Poole Harbour is the largest natural harbour in Europe, a haven for wildlife and watercraft alike. It features a marina for yachts, an area for jet-skis and personal watercraft, and another for wind- and kite-surfing.
The area is rich in wildlife. Nearby Brownsea Island will feature in its own blog post in due course, but the harbour itself is an SSSI, a SPA and a RAMSAR site. A mile offshore is a marine conservation where over 40 species of fish (including rays and black bream), 50 species of seaweed, and 40 species of sponge and sea anemone can be found, along with lobsters, oysters and crabs.
Birdlife includes cormorants, teal, great crested grebes and spoonbills (see photo above). The latter are attracted by the warm, shallow water. Unfortunately, this shallowness makes the area uncongenial for divers. A project is currently underway to reintroduce a breeding population of ospreys, with birds translocated from Scotland.
A marina guide detailing all the harbour's facilities is available from the tourist information office.
John Locke (1632-1704) of Wrington in Somerset is often called the "father of liberalism", though he is noted more as an apologist for the Glorious Revolution of 1688 than as an originator of Enlightenment thought. His work attracted comparatively little attention during his lifetime, but garnered renewed interest in the period leading up to the American War of Independence.
Locke's work is often contrasted with that of another Wessex-born philosopher, Thomas Hobbes. Both men believed that humanity originally existed in a state of nature where all people were equal and free, But where Hobbes believed that this led to rampant egoism that needed a strong despot to control it, Locke was far more optimistic. For him, the purpose of the state was to secure the natural rights of the individual. He was a supporter of a constitutional monarchy, and of religious toleration, but only for the different Protestant denominations. Catholics and atheists were still considered to be beyond the pale.

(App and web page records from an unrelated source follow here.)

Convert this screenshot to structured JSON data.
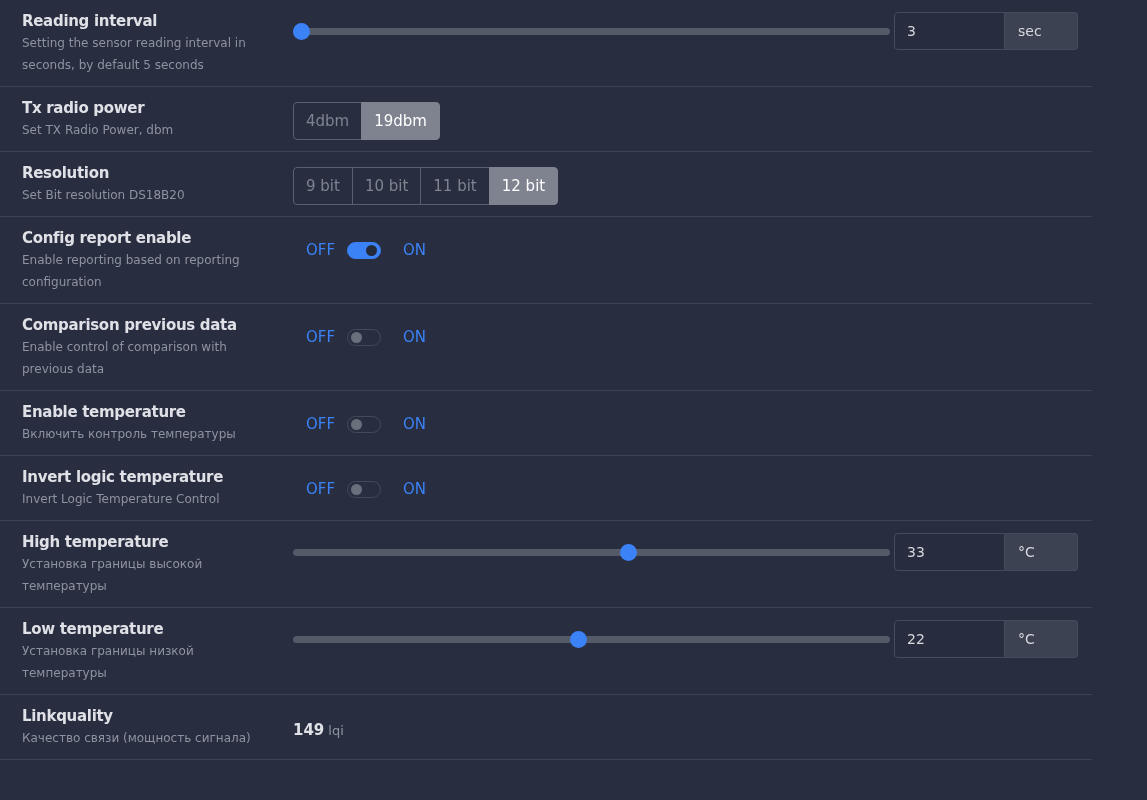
{
  "settings": [
    {
      "kind": "slider",
      "title": "Reading interval",
      "description": "Setting the sensor reading interval in seconds, by default 5 seconds",
      "level": 0,
      "value": "3",
      "unit": "sec"
    },
    {
      "kind": "radio",
      "title": "Tx radio power",
      "description": "Set TX Radio Power, dbm",
      "options": [
        {
          "label": "4dbm",
          "selected": false
        },
        {
          "label": "19dbm",
          "selected": true
        }
      ]
    },
    {
      "kind": "radio",
      "title": "Resolution",
      "description": "Set Bit resolution DS18B20",
      "options": [
        {
          "label": "9 bit",
          "selected": false
        },
        {
          "label": "10 bit",
          "selected": false
        },
        {
          "label": "11 bit",
          "selected": false
        },
        {
          "label": "12 bit",
          "selected": true
        }
      ]
    },
    {
      "kind": "toggle",
      "title": "Config report enable",
      "description": "Enable reporting based on reporting configuration",
      "off_label": "OFF",
      "on_label": "ON",
      "on": true
    },
    {
      "kind": "toggle",
      "title": "Comparison previous data",
      "description": "Enable control of comparison with previous data",
      "off_label": "OFF",
      "on_label": "ON",
      "on": false
    },
    {
      "kind": "toggle",
      "title": "Enable temperature",
      "description": "Включить контроль температуры",
      "off_label": "OFF",
      "on_label": "ON",
      "on": false
    },
    {
      "kind": "toggle",
      "title": "Invert logic temperature",
      "description": "Invert Logic Temperature Control",
      "off_label": "OFF",
      "on_label": "ON",
      "on": false
    },
    {
      "kind": "slider",
      "title": "High temperature",
      "description": "Установка границы высокой температуры",
      "level": 0.562,
      "value": "33",
      "unit": "°C"
    },
    {
      "kind": "slider",
      "title": "Low temperature",
      "description": "Установка границы низкой температуры",
      "level": 0.476,
      "value": "22",
      "unit": "°C"
    },
    {
      "kind": "value",
      "title": "Linkquality",
      "description": "Качество связи (мощность сигнала)",
      "value": "149",
      "unit": "lqi"
    }
  ]
}
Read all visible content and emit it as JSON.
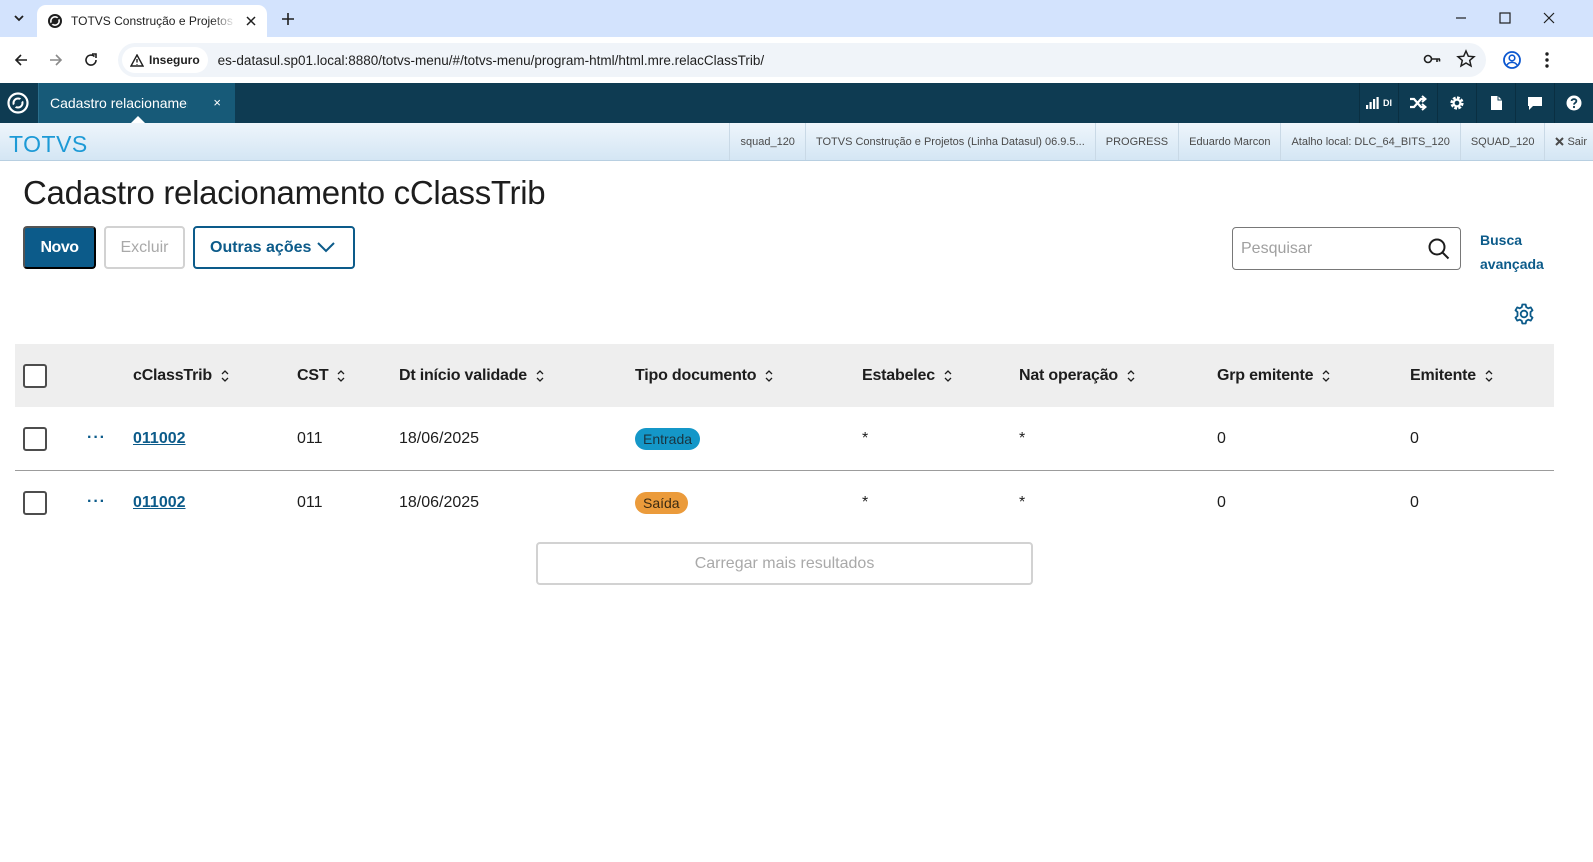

Phrases from Locke's Two Treatises on Government later found their way into the American Declaration of Independence, Thomas Jefferson considered him to be one of the three greatest men who ever lived, along with Francis Bacon and Isaac Newton. However, the left-wing American historian Howard Zinn has accused him of overlooking disparities of wealth in his writings on equality, while from the right, Roger Scruton has criticised his ideas about the Social Contract for concentrating solely on the living, while ignoring the needs of those yet to be born.
However, even Locke's critics are forced to acknowledge his immense contribution to modern thought, Thanks largely to the worldwide influence of the United States his writings have, for good or ill, helped to define the global neoliberal order.
Wessex culture in this context does not mean the wider sense of anything to do with the region's history, heritage or arts scene. Rather, it refers to the early Bronze Age culture of what would later become Wessex.
The term was coined in 1937 by the Hampshire-born archaeologist Stuart Piggott, in an influential paper for the Prehistoric Society entitled The Early Bronze Age in Wessex. Piggott was best known for his part in the excavations at Sutton Hoo, and was portrayed by Ben Chaplin in the Netflix film The Dig.
Wessex culture was characterised by burials in richly-furnished barrows, decorated with gold, copper and amber. It is related to the Hilversum culture of the Low Countries. It is usually subdivided into two phases, from c2000-1650 BC, closely associated with the building of Stonehenge, and from c1650-1400 BC, though this subdivision has been questioned. In the early stages of prehistoric studies, it had been thought that the Wessex culture constituted a distinct material culture, but nowadays, it is believed more to refer to an elite social class.
Regardless of changes in archaeological thought, the prehistoric landscape of Wessex is one of the region's most distinctive features, and was the inspiration for Tolkien's Barrow-Downs.